Take a Chance on Something Beautiful
- reviewed by Christa Banister Copyright Christianity Today International
- 2007 7 Jul
- In a Moment
- Cry Tonight
- Tunnel Vision
- Beautiful (reprise)
- How Long
If you've been watching American Idol this season—c'mon, you know you have—then you're already somewhat familiar with Half Past Forever.
Still not ringing a bell? Well, the mastermind behind the band is none other than Chris Sligh (though he's currently not a member due to the rigors of Idol). You know, the guy who's a dead ringer for Jack Osbourne, with a quick sense of humor and a devoted fan club known as the Fro Patrol?
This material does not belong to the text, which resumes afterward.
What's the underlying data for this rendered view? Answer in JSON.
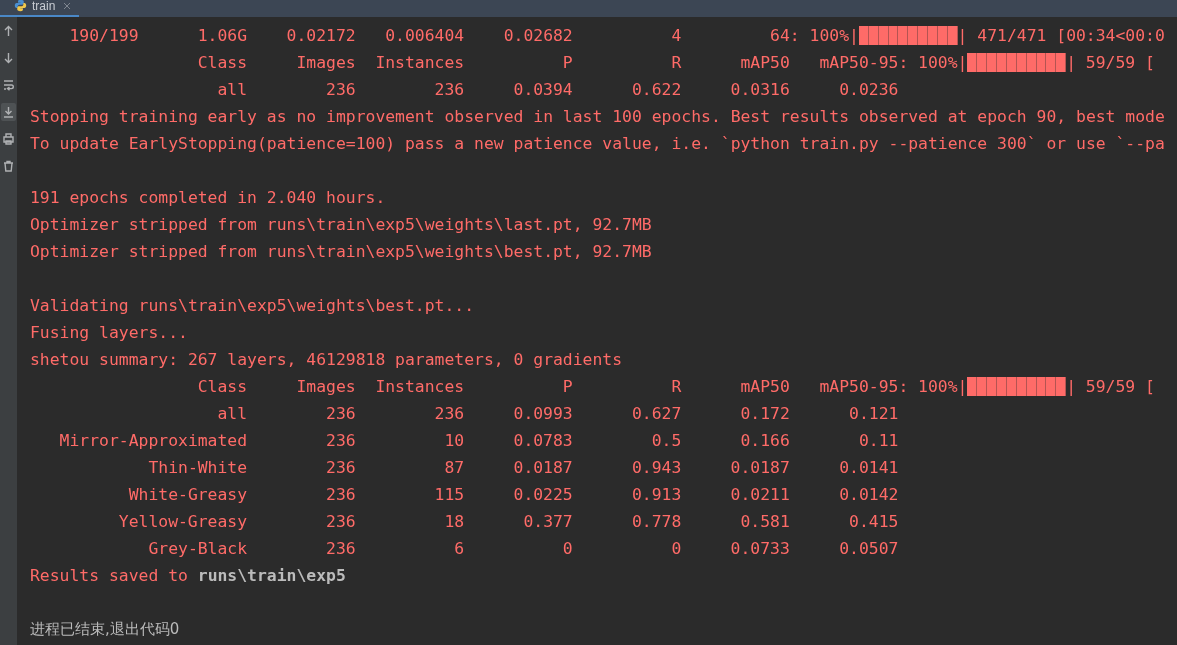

Before earning reserved praise from testy ol' Simon Cowell and singing covers of Mute Math and dc Talk in recent weeks, the South Carolina-based worship leader and his cohorts—including guitarist Adam Fisher and bassist Cole Edmonson—recorded a stellar debut, Take a Chance on Something Beautiful. Citing the likes of Switchfoot, Mute Math, Bebo Norman, Downhere, The Afters, NeedToBreathe, and a slew of mainstream artists as influences, the band's debut shines with plenty of frenetic energy, catchy songs, and Sligh's diverse vocals, which handle rock as well as worship.
While the project is a little long by today's standards, there's actually not a throwaway in the bunch—from the decidedly optimistic strains of "Waiting" to the clever commentary on modern society in "Hero." Keeping things varied, "In a Moment" slows things down and wouldn't be out of place on Christian radio with its straightforward message of making the most of our lives.
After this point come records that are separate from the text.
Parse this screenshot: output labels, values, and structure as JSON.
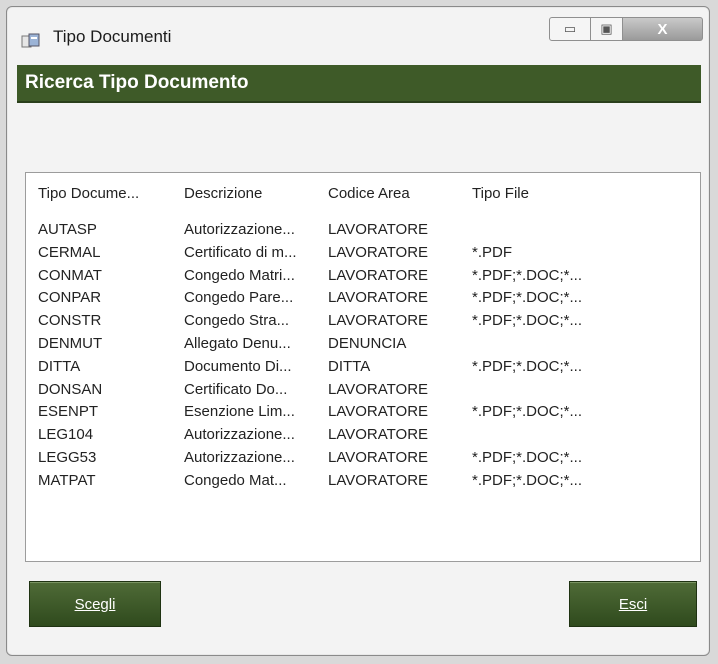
{
  "window": {
    "title": "Tipo Documenti",
    "controls": {
      "minimize": "▭",
      "maximize": "▣",
      "close": "X"
    }
  },
  "header": {
    "title": "Ricerca Tipo Documento"
  },
  "list": {
    "columns": [
      "Tipo Docume...",
      "Descrizione",
      "Codice Area",
      "Tipo File"
    ],
    "rows": [
      [
        "AUTASP",
        "Autorizzazione...",
        "LAVORATORE",
        ""
      ],
      [
        "CERMAL",
        "Certificato di m...",
        "LAVORATORE",
        "*.PDF"
      ],
      [
        "CONMAT",
        "Congedo Matri...",
        "LAVORATORE",
        "*.PDF;*.DOC;*..."
      ],
      [
        "CONPAR",
        "Congedo Pare...",
        "LAVORATORE",
        "*.PDF;*.DOC;*..."
      ],
      [
        "CONSTR",
        "Congedo Stra...",
        "LAVORATORE",
        "*.PDF;*.DOC;*..."
      ],
      [
        "DENMUT",
        "Allegato Denu...",
        "DENUNCIA",
        ""
      ],
      [
        "DITTA",
        "Documento Di...",
        "DITTA",
        "*.PDF;*.DOC;*..."
      ],
      [
        "DONSAN",
        "Certificato Do...",
        "LAVORATORE",
        ""
      ],
      [
        "ESENPT",
        "Esenzione Lim...",
        "LAVORATORE",
        "*.PDF;*.DOC;*..."
      ],
      [
        "LEG104",
        "Autorizzazione...",
        "LAVORATORE",
        ""
      ],
      [
        "LEGG53",
        "Autorizzazione...",
        "LAVORATORE",
        "*.PDF;*.DOC;*..."
      ],
      [
        "MATPAT",
        "Congedo Mat...",
        "LAVORATORE",
        "*.PDF;*.DOC;*..."
      ]
    ]
  },
  "buttons": {
    "choose": "Scegli",
    "exit": "Esci"
  },
  "colors": {
    "accent": "#3e5a28"
  }
}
The biggest surprise lies in the varied production, which is especially impressive for an indie band. They go all out with strings on the aforementioned "In a Moment," while faster songs like "Naïve" and "Closer" are reminiscent of The Strokes' latest project, with a more raw, stripped-down indie feel that offers nice contrast to overproduced pop.
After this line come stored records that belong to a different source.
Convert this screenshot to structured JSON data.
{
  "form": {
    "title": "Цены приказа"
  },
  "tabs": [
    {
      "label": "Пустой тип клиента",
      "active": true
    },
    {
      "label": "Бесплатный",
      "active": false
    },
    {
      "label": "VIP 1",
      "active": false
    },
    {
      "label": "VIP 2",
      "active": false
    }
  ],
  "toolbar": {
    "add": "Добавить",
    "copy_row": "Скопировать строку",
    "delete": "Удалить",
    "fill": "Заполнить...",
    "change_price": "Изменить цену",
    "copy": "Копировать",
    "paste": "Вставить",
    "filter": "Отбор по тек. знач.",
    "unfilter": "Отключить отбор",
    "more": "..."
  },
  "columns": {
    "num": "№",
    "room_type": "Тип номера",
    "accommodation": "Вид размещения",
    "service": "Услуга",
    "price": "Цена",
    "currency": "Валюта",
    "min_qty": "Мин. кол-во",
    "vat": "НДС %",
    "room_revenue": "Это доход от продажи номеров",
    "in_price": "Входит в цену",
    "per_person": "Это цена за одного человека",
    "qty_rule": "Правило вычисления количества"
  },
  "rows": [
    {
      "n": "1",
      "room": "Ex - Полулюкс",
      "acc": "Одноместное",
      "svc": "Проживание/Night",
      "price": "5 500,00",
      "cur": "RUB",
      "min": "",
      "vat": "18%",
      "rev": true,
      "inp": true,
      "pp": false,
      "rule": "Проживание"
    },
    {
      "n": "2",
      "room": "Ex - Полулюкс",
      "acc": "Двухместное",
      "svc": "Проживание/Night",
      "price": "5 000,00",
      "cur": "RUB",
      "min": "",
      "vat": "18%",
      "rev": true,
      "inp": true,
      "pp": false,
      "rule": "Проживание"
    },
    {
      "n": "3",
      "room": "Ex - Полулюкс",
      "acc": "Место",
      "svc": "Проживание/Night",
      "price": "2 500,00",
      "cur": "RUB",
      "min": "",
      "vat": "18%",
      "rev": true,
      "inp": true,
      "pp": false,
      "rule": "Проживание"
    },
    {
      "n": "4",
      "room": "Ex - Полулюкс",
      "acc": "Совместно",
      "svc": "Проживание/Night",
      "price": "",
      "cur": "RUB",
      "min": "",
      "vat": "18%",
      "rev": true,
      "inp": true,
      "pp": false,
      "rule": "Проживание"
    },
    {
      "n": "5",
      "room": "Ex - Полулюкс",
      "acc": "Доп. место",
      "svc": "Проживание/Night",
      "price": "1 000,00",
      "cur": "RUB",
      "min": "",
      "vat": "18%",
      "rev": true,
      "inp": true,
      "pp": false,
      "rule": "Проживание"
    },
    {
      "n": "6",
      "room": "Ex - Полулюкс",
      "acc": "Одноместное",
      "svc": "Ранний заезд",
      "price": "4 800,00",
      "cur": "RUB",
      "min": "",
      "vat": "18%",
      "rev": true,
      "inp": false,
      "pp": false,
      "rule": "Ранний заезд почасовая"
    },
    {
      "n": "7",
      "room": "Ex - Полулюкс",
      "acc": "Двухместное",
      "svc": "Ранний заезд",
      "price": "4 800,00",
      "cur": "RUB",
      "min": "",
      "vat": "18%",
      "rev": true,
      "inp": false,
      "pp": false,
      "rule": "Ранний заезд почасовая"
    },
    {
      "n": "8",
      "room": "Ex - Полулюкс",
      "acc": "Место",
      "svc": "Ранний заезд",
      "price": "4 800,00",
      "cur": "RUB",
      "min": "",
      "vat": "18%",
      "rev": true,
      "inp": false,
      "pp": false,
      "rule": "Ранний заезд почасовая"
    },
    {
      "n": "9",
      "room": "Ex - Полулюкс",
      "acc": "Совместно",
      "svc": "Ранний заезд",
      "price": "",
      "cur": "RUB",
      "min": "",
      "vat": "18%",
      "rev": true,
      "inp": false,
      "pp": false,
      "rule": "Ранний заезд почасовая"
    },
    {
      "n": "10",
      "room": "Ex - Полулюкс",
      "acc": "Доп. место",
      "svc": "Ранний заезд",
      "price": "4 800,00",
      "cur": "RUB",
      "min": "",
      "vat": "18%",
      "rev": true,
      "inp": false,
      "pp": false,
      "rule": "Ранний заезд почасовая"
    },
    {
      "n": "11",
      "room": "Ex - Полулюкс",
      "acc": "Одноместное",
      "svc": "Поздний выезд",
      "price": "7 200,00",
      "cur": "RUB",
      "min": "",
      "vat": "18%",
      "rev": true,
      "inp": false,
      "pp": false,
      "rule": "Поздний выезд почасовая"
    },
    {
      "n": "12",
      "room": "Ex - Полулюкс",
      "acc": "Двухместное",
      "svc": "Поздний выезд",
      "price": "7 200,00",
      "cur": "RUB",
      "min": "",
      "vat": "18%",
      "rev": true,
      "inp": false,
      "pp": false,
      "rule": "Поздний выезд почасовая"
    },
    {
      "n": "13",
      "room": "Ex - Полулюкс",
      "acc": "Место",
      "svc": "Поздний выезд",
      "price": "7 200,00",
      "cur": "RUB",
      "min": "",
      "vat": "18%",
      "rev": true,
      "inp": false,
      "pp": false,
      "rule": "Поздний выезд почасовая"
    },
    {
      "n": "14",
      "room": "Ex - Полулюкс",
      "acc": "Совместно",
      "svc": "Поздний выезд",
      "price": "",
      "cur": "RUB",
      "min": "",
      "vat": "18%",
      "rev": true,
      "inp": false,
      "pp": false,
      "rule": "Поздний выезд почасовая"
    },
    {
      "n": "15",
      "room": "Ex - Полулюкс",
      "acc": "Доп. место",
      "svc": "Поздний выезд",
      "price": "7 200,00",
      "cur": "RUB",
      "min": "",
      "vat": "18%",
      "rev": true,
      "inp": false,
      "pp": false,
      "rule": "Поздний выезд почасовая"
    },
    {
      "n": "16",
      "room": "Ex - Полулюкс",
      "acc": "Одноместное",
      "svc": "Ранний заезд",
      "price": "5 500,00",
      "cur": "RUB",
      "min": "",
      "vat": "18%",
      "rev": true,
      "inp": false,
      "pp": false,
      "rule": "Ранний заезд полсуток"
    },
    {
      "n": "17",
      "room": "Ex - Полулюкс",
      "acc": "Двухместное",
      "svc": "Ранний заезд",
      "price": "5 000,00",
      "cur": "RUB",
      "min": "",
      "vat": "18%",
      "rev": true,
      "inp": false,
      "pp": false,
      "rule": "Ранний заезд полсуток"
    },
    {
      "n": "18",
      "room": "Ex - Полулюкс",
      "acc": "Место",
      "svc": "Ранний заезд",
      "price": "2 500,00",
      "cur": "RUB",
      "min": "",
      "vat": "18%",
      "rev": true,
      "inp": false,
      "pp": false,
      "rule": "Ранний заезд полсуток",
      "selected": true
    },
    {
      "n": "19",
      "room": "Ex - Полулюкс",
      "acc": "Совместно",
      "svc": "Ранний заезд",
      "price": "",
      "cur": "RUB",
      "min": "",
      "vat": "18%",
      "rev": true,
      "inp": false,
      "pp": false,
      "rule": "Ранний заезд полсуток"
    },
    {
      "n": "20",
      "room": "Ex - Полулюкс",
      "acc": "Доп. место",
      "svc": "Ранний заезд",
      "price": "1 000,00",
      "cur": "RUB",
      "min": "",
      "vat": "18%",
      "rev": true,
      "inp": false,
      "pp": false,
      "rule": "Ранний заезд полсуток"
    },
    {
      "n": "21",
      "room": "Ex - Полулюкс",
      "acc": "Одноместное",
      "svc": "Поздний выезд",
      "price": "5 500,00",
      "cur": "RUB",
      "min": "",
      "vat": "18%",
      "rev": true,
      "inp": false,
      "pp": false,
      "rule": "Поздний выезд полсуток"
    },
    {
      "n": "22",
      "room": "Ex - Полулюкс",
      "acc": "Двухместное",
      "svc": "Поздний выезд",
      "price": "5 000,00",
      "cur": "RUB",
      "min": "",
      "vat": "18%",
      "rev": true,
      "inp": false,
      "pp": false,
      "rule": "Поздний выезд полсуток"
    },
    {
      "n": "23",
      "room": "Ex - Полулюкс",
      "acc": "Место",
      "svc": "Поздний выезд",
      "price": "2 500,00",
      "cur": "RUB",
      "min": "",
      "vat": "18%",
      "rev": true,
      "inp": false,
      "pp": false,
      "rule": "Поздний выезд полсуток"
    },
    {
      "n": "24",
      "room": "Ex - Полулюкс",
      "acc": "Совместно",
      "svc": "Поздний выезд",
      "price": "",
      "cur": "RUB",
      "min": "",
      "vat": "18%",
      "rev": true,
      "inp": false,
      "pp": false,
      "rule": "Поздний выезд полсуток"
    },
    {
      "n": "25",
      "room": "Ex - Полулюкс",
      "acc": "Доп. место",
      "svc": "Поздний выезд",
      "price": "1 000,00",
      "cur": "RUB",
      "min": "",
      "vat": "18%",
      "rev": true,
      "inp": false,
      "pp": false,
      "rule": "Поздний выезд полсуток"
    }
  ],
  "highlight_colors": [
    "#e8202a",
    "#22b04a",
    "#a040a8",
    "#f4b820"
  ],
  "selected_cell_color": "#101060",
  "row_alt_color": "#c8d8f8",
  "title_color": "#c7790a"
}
Though most of the songs he sings on "Idol" won't have a spiritual message, all of this album's tracks are a reflection of Sligh's faith, something that's been important to him all his life. As a child, the missionary kid wasn't allowed to listen to anything but classical music. But in college he discovered many musical styles that would prove the foundation for The Chris Sligh Band, which later became rechristened Half Past Forever.
Sligh doesn't consider himself a Christian artist in the strictest since, clarifying in a recent interview with GreenvilleOnline.com that he is "a Christian who is an artist…I think ministry is more in relationships." Indeed, and he'll have a chance to build many of those relationships thanks to the exposure he's earned on American Idol.